───── Data records

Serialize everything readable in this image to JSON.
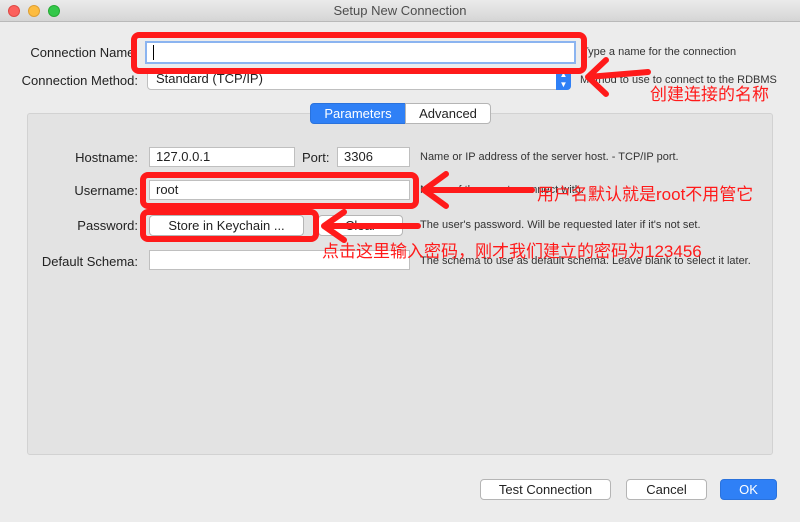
{
  "window": {
    "title": "Setup New Connection"
  },
  "connection_name": {
    "label": "Connection Name:",
    "value": "",
    "hint": "Type a name for the connection"
  },
  "connection_method": {
    "label": "Connection Method:",
    "value": "Standard (TCP/IP)",
    "hint": "Method to use to connect to the RDBMS"
  },
  "tabs": [
    {
      "label": "Parameters",
      "active": true
    },
    {
      "label": "Advanced",
      "active": false
    }
  ],
  "params": {
    "hostname": {
      "label": "Hostname:",
      "value": "127.0.0.1"
    },
    "port": {
      "label": "Port:",
      "value": "3306"
    },
    "host_hint": "Name or IP address of the server host. - TCP/IP port.",
    "username": {
      "label": "Username:",
      "value": "root",
      "hint": "Name of the user to connect with."
    },
    "password": {
      "label": "Password:",
      "store_label": "Store in Keychain ...",
      "clear_label": "Clear",
      "hint": "The user's password. Will be requested later if it's not set."
    },
    "schema": {
      "label": "Default Schema:",
      "value": "",
      "hint": "The schema to use as default schema. Leave blank to select it later."
    }
  },
  "buttons": {
    "test": "Test Connection",
    "cancel": "Cancel",
    "ok": "OK"
  },
  "annotations": {
    "name_note": "创建连接的名称",
    "user_note": "用户名默认就是root不用管它",
    "password_note": "点击这里输入密码，刚才我们建立的密码为123456",
    "color": "#ff1a1a"
  },
  "colors": {
    "accent": "#2f80f6"
  }
}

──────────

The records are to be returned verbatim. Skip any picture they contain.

*Problem solution:*
Serialize everything readable in this image to JSON.
{
  "window": {
    "title": "Setup New Connection"
  },
  "connection_name": {
    "label": "Connection Name:",
    "value": "",
    "hint": "Type a name for the connection"
  },
  "connection_method": {
    "label": "Connection Method:",
    "value": "Standard (TCP/IP)",
    "hint": "Method to use to connect to the RDBMS"
  },
  "tabs": [
    {
      "label": "Parameters",
      "active": true
    },
    {
      "label": "Advanced",
      "active": false
    }
  ],
  "params": {
    "hostname": {
      "label": "Hostname:",
      "value": "127.0.0.1"
    },
    "port": {
      "label": "Port:",
      "value": "3306"
    },
    "host_hint": "Name or IP address of the server host. - TCP/IP port.",
    "username": {
      "label": "Username:",
      "value": "root",
      "hint": "Name of the user to connect with."
    },
    "password": {
      "label": "Password:",
      "store_label": "Store in Keychain ...",
      "clear_label": "Clear",
      "hint": "The user's password. Will be requested later if it's not set."
    },
    "schema": {
      "label": "Default Schema:",
      "value": "",
      "hint": "The schema to use as default schema. Leave blank to select it later."
    }
  },
  "buttons": {
    "test": "Test Connection",
    "cancel": "Cancel",
    "ok": "OK"
  },
  "annotations": {
    "name_note": "创建连接的名称",
    "user_note": "用户名默认就是root不用管它",
    "password_note": "点击这里输入密码，刚才我们建立的密码为123456",
    "color": "#ff1a1a"
  },
  "colors": {
    "accent": "#2f80f6"
  }
}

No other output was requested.